The facility is designed to take in not only food but grease trap waste along with grass straw to render heat, biomethane, and a liquid/fiber fertilizer. The biogas is used onsite to produce enough electricity to power at least 1500 homes (1.55 MW).
Recology conducts curbside compost collection throughout the city of Portland and transforms this waste into a high quality, nutrient rich soil amendment that we use to fill our raised beds and amend our field crops. Recology operates Nature’s Needs in North Plains and describes their operation thusly
“This site currently processes approximately 50,000 tons of yard trimmings, municipal organics, and land clearing materials each year.
Nature’s Needs uses a bio-covered aerated static pile with negative air and biofilters to optimize the composting process. This system produces the best and highest quality compost from the incoming feedstock.
Nature’s Needs’ quality assurance program includes routine nutrient, metal and pathogen analysis to ensure a high quality, consistent product that meets the needs and high expectations of our customers.“
All compost produced by Recology meets federal standards and is certified organic by OMRI, Nature’s Needs epitomizes the loop concept on a large scale – community-wide food waste to compost to soil amendment used to produce more food.
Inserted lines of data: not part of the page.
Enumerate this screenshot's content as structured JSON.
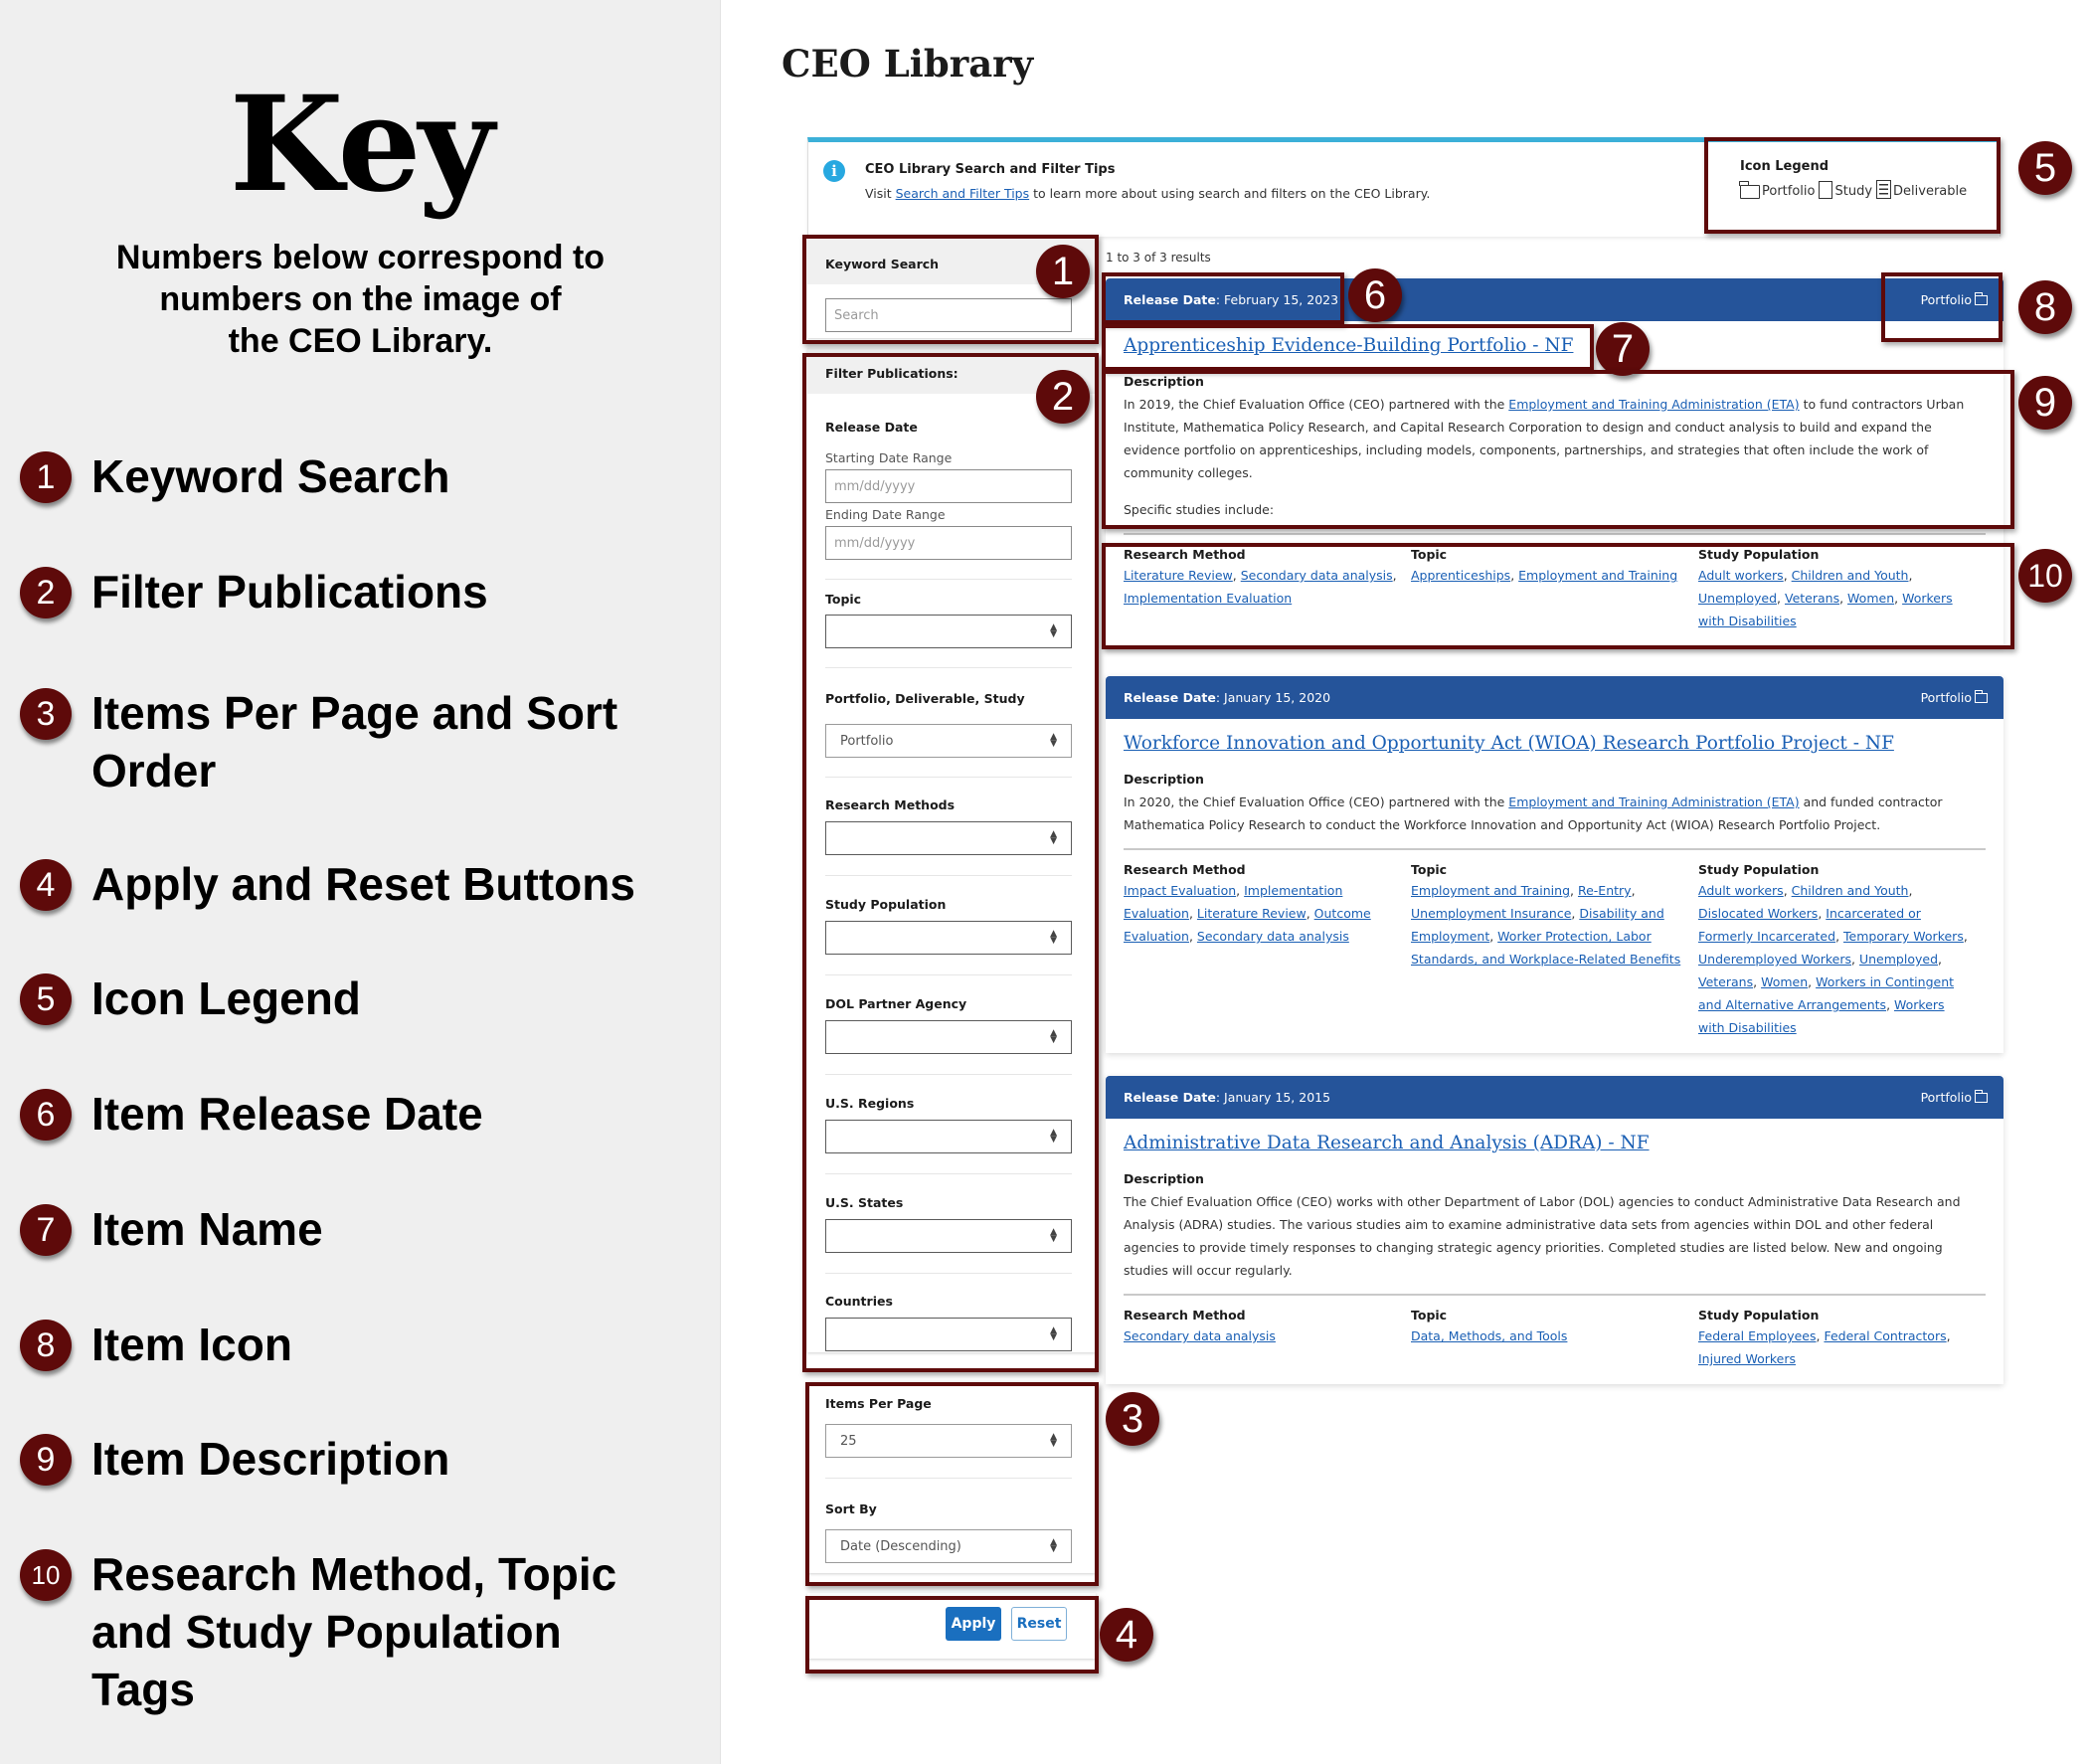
{
  "key": {
    "title": "Key",
    "subtitle_lines": [
      "Numbers below correspond to",
      "numbers on the image of",
      "the CEO Library."
    ],
    "items": [
      {
        "number": "1",
        "label": "Keyword Search"
      },
      {
        "number": "2",
        "label": "Filter Publications"
      },
      {
        "number": "3",
        "label": "Items Per Page and Sort Order"
      },
      {
        "number": "4",
        "label": "Apply and Reset Buttons"
      },
      {
        "number": "5",
        "label": "Icon Legend"
      },
      {
        "number": "6",
        "label": "Item Release Date"
      },
      {
        "number": "7",
        "label": "Item Name"
      },
      {
        "number": "8",
        "label": "Item Icon"
      },
      {
        "number": "9",
        "label": "Item Description"
      },
      {
        "number": "10",
        "label": "Research Method, Topic and Study Population Tags"
      }
    ]
  },
  "page": {
    "title": "CEO Library"
  },
  "tips": {
    "icon": "info-icon",
    "title": "CEO Library Search and Filter Tips",
    "body_prefix": "Visit ",
    "link": "Search and Filter Tips",
    "body_suffix": " to learn more about using search and filters on the CEO Library."
  },
  "legend": {
    "title": "Icon Legend",
    "items": [
      {
        "icon": "folder-icon",
        "label": "Portfolio"
      },
      {
        "icon": "document-icon",
        "label": "Study"
      },
      {
        "icon": "document-lines-icon",
        "label": "Deliverable"
      }
    ]
  },
  "sidebar": {
    "keyword": {
      "heading": "Keyword Search",
      "placeholder": "Search",
      "value": ""
    },
    "filters": {
      "heading": "Filter Publications:",
      "release_date": {
        "label": "Release Date",
        "start_label": "Starting Date Range",
        "start_placeholder": "mm/dd/yyyy",
        "end_label": "Ending Date Range",
        "end_placeholder": "mm/dd/yyyy"
      },
      "selects": [
        {
          "label": "Topic",
          "value": ""
        },
        {
          "label": "Portfolio, Deliverable, Study",
          "value": "Portfolio"
        },
        {
          "label": "Research Methods",
          "value": ""
        },
        {
          "label": "Study Population",
          "value": ""
        },
        {
          "label": "DOL Partner Agency",
          "value": ""
        },
        {
          "label": "U.S. Regions",
          "value": ""
        },
        {
          "label": "U.S. States",
          "value": ""
        },
        {
          "label": "Countries",
          "value": ""
        }
      ]
    },
    "paging": {
      "items_per_page_label": "Items Per Page",
      "items_per_page_value": "25",
      "sort_label": "Sort By",
      "sort_value": "Date (Descending)"
    },
    "buttons": {
      "apply": "Apply",
      "reset": "Reset"
    }
  },
  "results": {
    "count_text": "1 to 3 of 3 results",
    "release_label": "Release Date",
    "description_label": "Description",
    "tag_headings": {
      "method": "Research Method",
      "topic": "Topic",
      "population": "Study Population"
    },
    "items": [
      {
        "release_date": "February 15, 2023",
        "type": "Portfolio",
        "type_icon": "folder-icon",
        "title": "Apprenticeship Evidence-Building Portfolio - NF",
        "description_parts": [
          "In 2019, the Chief Evaluation Office (CEO) partnered with the ",
          "Employment and Training Administration (ETA)",
          " to fund contractors Urban Institute, Mathematica Policy Research, and Capital Research Corporation to design and conduct analysis to build and expand the evidence portfolio on apprenticeships, including models, components, partnerships, and strategies that often include the work of community colleges."
        ],
        "description_extra": "Specific studies include:",
        "methods": [
          "Literature Review",
          "Secondary data analysis",
          "Implementation Evaluation"
        ],
        "topics": [
          "Apprenticeships",
          "Employment and Training"
        ],
        "populations": [
          "Adult workers",
          "Children and Youth",
          "Unemployed",
          "Veterans",
          "Women",
          "Workers with Disabilities"
        ]
      },
      {
        "release_date": "January 15, 2020",
        "type": "Portfolio",
        "type_icon": "folder-icon",
        "title": "Workforce Innovation and Opportunity Act (WIOA) Research Portfolio Project - NF",
        "description_parts": [
          "In 2020, the Chief Evaluation Office (CEO) partnered with the ",
          "Employment and Training Administration (ETA)",
          " and funded contractor Mathematica Policy Research to conduct the Workforce Innovation and Opportunity Act (WIOA) Research Portfolio Project."
        ],
        "description_extra": "",
        "methods": [
          "Impact Evaluation",
          "Implementation Evaluation",
          "Literature Review",
          "Outcome Evaluation",
          "Secondary data analysis"
        ],
        "topics": [
          "Employment and Training",
          "Re-Entry",
          "Unemployment Insurance",
          "Disability and Employment",
          "Worker Protection, Labor Standards, and Workplace-Related Benefits"
        ],
        "populations": [
          "Adult workers",
          "Children and Youth",
          "Dislocated Workers",
          "Incarcerated or Formerly Incarcerated",
          "Temporary Workers",
          "Underemployed Workers",
          "Unemployed",
          "Veterans",
          "Women",
          "Workers in Contingent and Alternative Arrangements",
          "Workers with Disabilities"
        ]
      },
      {
        "release_date": "January 15, 2015",
        "type": "Portfolio",
        "type_icon": "folder-icon",
        "title": "Administrative Data Research and Analysis (ADRA) - NF",
        "description_parts": [
          "The Chief Evaluation Office (CEO) works with other Department of Labor (DOL) agencies to conduct Administrative Data Research and Analysis (ADRA) studies. The various studies aim to examine administrative data sets from agencies within DOL and other federal agencies to provide timely responses to changing strategic agency priorities. Completed studies are listed below. New and ongoing studies will occur regularly.",
          "",
          ""
        ],
        "description_extra": "",
        "methods": [
          "Secondary data analysis"
        ],
        "topics": [
          "Data, Methods, and Tools"
        ],
        "populations": [
          "Federal Employees",
          "Federal Contractors",
          "Injured Workers"
        ]
      }
    ]
  },
  "annotations": [
    "1",
    "2",
    "3",
    "4",
    "5",
    "6",
    "7",
    "8",
    "9",
    "10"
  ],
  "colors": {
    "annotation": "#5e0a0a",
    "header_blue": "#25549a",
    "link_blue": "#1a5fb4",
    "tips_border": "#3cb0d8",
    "apply_blue": "#1a6fbf"
  }
}
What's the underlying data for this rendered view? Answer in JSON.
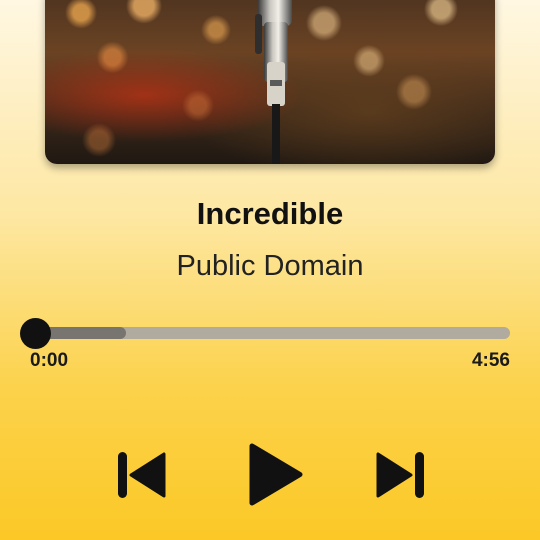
{
  "player": {
    "track_title": "Incredible",
    "artist": "Public Domain",
    "time_elapsed": "0:00",
    "time_total": "4:56",
    "progress": 0.0,
    "buffered": 0.2
  },
  "controls": {
    "previous_icon": "skip-previous-icon",
    "play_icon": "play-icon",
    "next_icon": "skip-next-icon"
  },
  "colors": {
    "background_top": "#fff7e2",
    "background_bottom": "#fbc826",
    "track": "#b0aa9f",
    "buffered": "#787570",
    "thumb": "#111111",
    "icons": "#111111"
  }
}
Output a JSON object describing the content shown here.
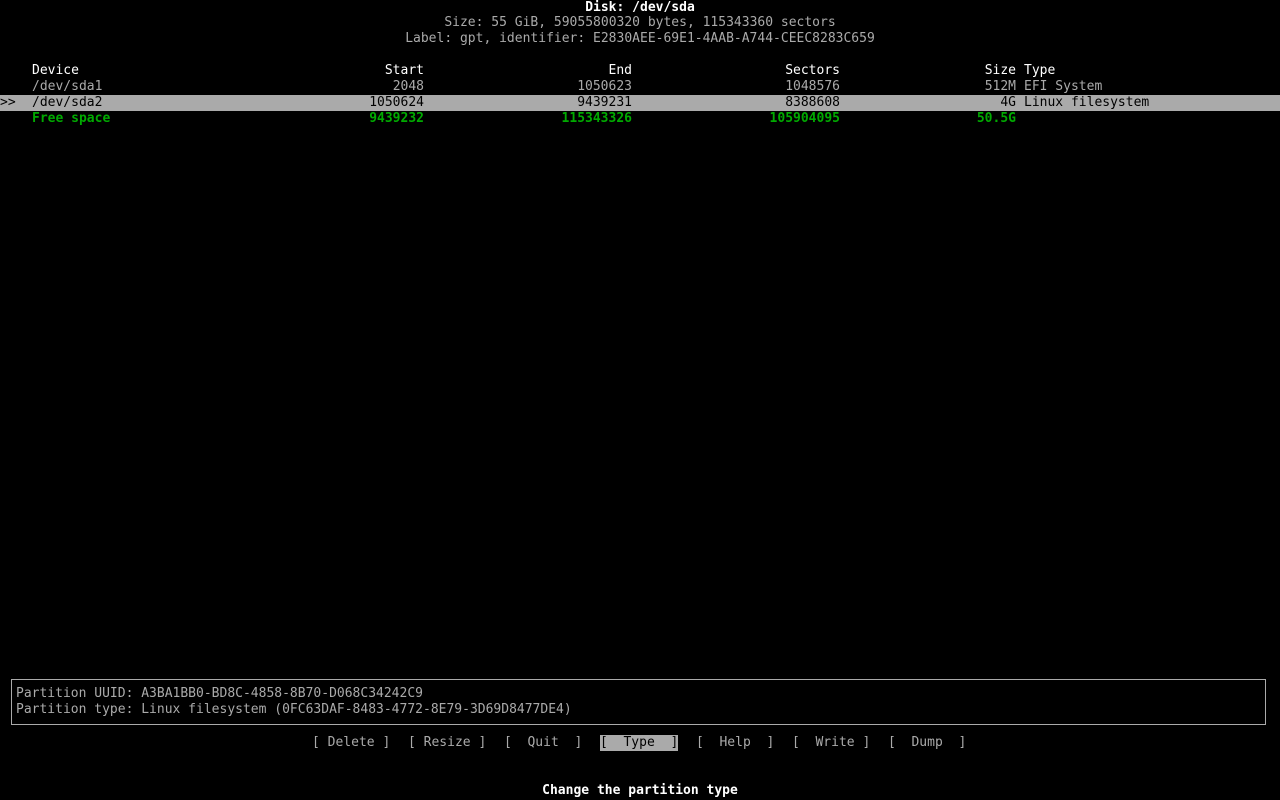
{
  "header": {
    "title": "Disk: /dev/sda",
    "size_line": "Size: 55 GiB, 59055800320 bytes, 115343360 sectors",
    "label_line": "Label: gpt, identifier: E2830AEE-69E1-4AAB-A744-CEEC8283C659"
  },
  "table": {
    "columns": [
      "Device",
      "Start",
      "End",
      "Sectors",
      "Size",
      "Type"
    ],
    "rows": [
      {
        "marker": "",
        "device": "/dev/sda1",
        "start": "2048",
        "end": "1050623",
        "sectors": "1048576",
        "size": "512M",
        "type": "EFI System"
      },
      {
        "marker": ">>",
        "device": "/dev/sda2",
        "start": "1050624",
        "end": "9439231",
        "sectors": "8388608",
        "size": "4G",
        "type": "Linux filesystem"
      },
      {
        "marker": "",
        "device": "Free space",
        "start": "9439232",
        "end": "115343326",
        "sectors": "105904095",
        "size": "50.5G",
        "type": ""
      }
    ],
    "selected_row": 1
  },
  "info": {
    "uuid_line": "Partition UUID: A3BA1BB0-BD8C-4858-8B70-D068C34242C9",
    "type_line": "Partition type: Linux filesystem (0FC63DAF-8483-4772-8E79-3D69D8477DE4)"
  },
  "menu": {
    "items": [
      "[ Delete ]",
      "[ Resize ]",
      "[  Quit  ]",
      "[  Type  ]",
      "[  Help  ]",
      "[  Write ]",
      "[  Dump  ]"
    ],
    "selected": 3
  },
  "status": "Change the partition type",
  "colors": {
    "background": "#000000",
    "text": "#aaaaaa",
    "highlight_bg": "#aaaaaa",
    "free_space": "#00aa00",
    "bold_text": "#ffffff"
  }
}
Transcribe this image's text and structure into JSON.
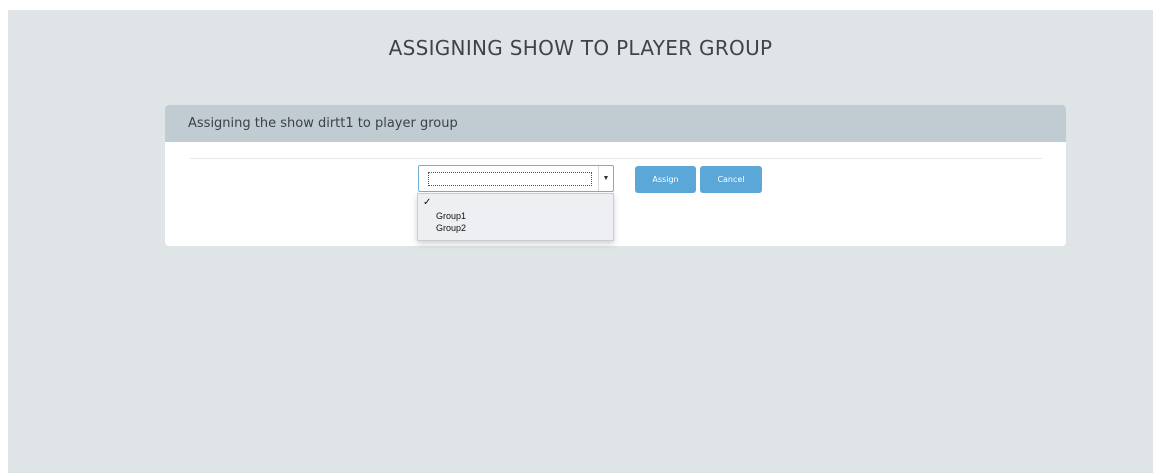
{
  "page": {
    "title": "ASSIGNING SHOW TO PLAYER GROUP"
  },
  "panel": {
    "header": "Assigning the show dirtt1 to player group"
  },
  "group_select": {
    "selected_value": "",
    "options": [
      {
        "label": "",
        "selected": true,
        "check_mark": "✓"
      },
      {
        "label": "Group1",
        "selected": false
      },
      {
        "label": "Group2",
        "selected": false
      }
    ],
    "arrow_glyph": "▼"
  },
  "buttons": {
    "assign_label": "Assign",
    "cancel_label": "Cancel"
  },
  "colors": {
    "background": "#dfe5e6",
    "panel_header": "#c0ccd2",
    "button": "#5aa7d8",
    "select_border": "#6fb1dc"
  }
}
We are delighted to have such a stellar example and resource as our neighbor!
Using different compost systems allows us to increase the educational benefit to our students and community. Organic waste is collected daily by students and staff from central deposit locations across campus. This waste is then weighed, documented and placed in the various compost systems.
This hands-on learning provides us many opportunities for further exploration
- We collect input data – specifically weight of the various locations and types of waste input. Ex., pre-consumer food waste from cafeteria food prep, coffee and tea from office area collections, post-consumer food waste from students
- We collect output data – comparing results from various sources and processing systems. Ex., weight of compost produced from our InSinkerator system that grinds pre- and post- consumer waste, tea and coffee grounds.
- We compare the volume and rate of compost production
- We compare the quality of the compost produced
- We have various compost systems for demonstration
- We offer experiences and inspiration to meet different instructional objectives (ex., writing, biology, art, health, etc.)
In addition to the operations listed above, all organic landscaping waste (from grounds maintenance, tree pruning, forest management, etc) from our 260 acre campus is retained for composting on campus. Much of the larger material is ground to mulch and then used as part of the landscape maintenance on the Rock Creek and other PCC Campuses.
The Rock Creek Loop
Closed loop systems are a model of sustainability, transforming waste into nourishment within a community. Here at Rock Creek, we continuously strive to reduce and repurpose waste, and to feed more people from our on-site food production. Here’s how our loop works: we compost 99% of the pre-consumer waste produced on campus, and much of the post-consumer waste. This food waste, in turn, becomes food for our worms, who transform it into healthy compost to fuel the Learning Garden. The vegetables, fruit and flowers from the garden go to our farm stand, our volunteers, and local donation centers, where they become nourishment for the people of our community. Watch the video below for even more information, and to see the Rock Creek Loop in action.